Director and writers' commentary - Director Len Wiseman teams up with writer Danny McBride and Kevin Grevioux, co-writer and actor. The track is quite insightful if a little on the dry side, although Kevin Grevioux's voice is so deep that it is at times a little hard to actually make out what he is saying. That said, he is the least talkative of the three.
Technical commentary - The participants this time round are creature effects designer Patrick Tatopoulos, visual effects supervisor/executive producer James McQuaide and sound designer Claude Letessier. Two of the participants, as you can probably gather from their names, are French, but their English is incredibly fluent so there are no problems with understanding what they are conveying. As you can probably imagine, this track is a good deal more technical than the previous one, but it is also more energetic. Especially at the start, the participants spend a little too much time praising everyone involved, including each other, but overall this track is quite interesting, especially from the point of view of seeing just how much can be achieved with (by Hollywood standards) a relatively small amount of money.
The making of Underworld - A 12-minute featurette, clearly made for TV, which touches briefly on most aspects of the production but fails to provide any real in-depth information. It mostly takes the form of interviews intercut with footage from the film and, especially in the first few minutes, the majority of the people interviewed spew out all sorts of praise for each other and for the "masterpiece" they feel they have created.
Creature effects featurette - Put together by the film's director and producers, this 12-minute featurette goes into a considerable amount of detail, looking at how the make-up and animatronics are created and applied. It is quite interesting to see some of the early tests that were done, including an amusing clip showing someone walking around on the extended stilts that would eventually end up being used to create the werewolves' legs.
Stunts featurette - Along the same lines as the previous featurette, this brief 11-minute look at the stunts of the film packs in a decent amount of information and behind the scenes footage.
Sights and sounds featurette - This is esentially a 9-minute reel of behind the scenes footage, consisting of clips of scenes being set up, scenes being performed and various crew members goofing off in front of the camera.

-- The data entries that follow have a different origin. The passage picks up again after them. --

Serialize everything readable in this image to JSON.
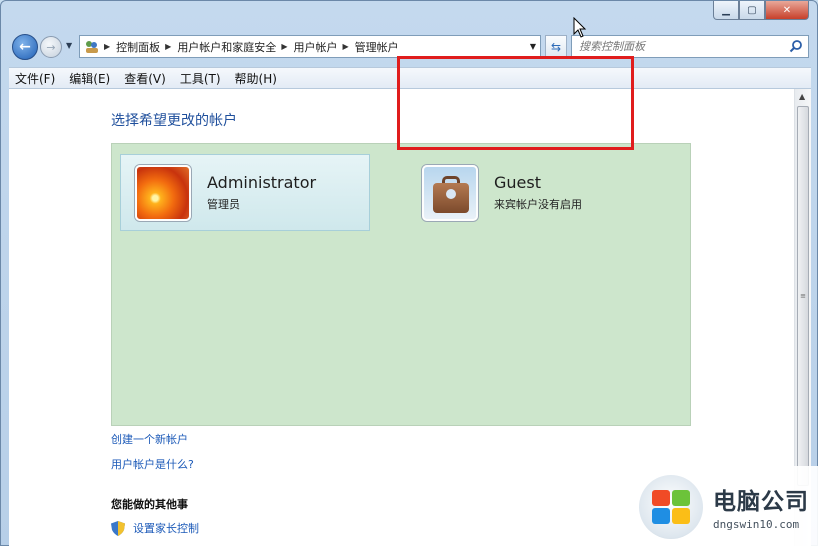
{
  "window": {
    "caption": {
      "minimize": "▁",
      "maximize": "▢",
      "close": "✕"
    }
  },
  "nav": {
    "breadcrumbs": [
      "控制面板",
      "用户帐户和家庭安全",
      "用户帐户",
      "管理帐户"
    ],
    "search_placeholder": "搜索控制面板"
  },
  "menu": {
    "items": [
      "文件(F)",
      "编辑(E)",
      "查看(V)",
      "工具(T)",
      "帮助(H)"
    ]
  },
  "main": {
    "title": "选择希望更改的帐户",
    "accounts": [
      {
        "name": "Administrator",
        "subtitle": "管理员",
        "icon": "flower-avatar-icon"
      },
      {
        "name": "Guest",
        "subtitle": "来宾帐户没有启用",
        "icon": "briefcase-avatar-icon"
      }
    ],
    "links": [
      "创建一个新帐户",
      "用户帐户是什么?"
    ],
    "other_heading": "您能做的其他事",
    "parental_control": "设置家长控制"
  },
  "watermark": {
    "title": "电脑公司",
    "url": "dngswin10.com"
  },
  "colors": {
    "accent_link": "#1c5ab8",
    "title_blue": "#1f4f9c",
    "account_panel": "#cde6cc",
    "highlight_red": "#e01d1d"
  }
}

Music video - A nondescript music video featuring a band I have never heard of intercut with footage from the film.
Storyboard comparison - A split-screen comparison of a number of scenes, showing both the storyboard drawings and the finished version. It's quite surprising to see just how much the final product differs from the initial blueprints, especially in terms of camera angles used.
The original theatrical trailer and two TV spots are also provided, as well as trailers for The Forsaken, John Carpenter's Vampires, Vampires: Los Muertos, Resident Evil and Resident Evil 2: Apocalypse.
Underworld, while not a masterpiece, is a relatively enjoyable and stylish movie that makes the most of its somewhat low budget. Even if you didn't particularly enjoy the film itself, the audio-visual presentation is so good that it might be worth buying on that merit alone, especially considering that a title like this is likely to be available at a good discount before the year is out.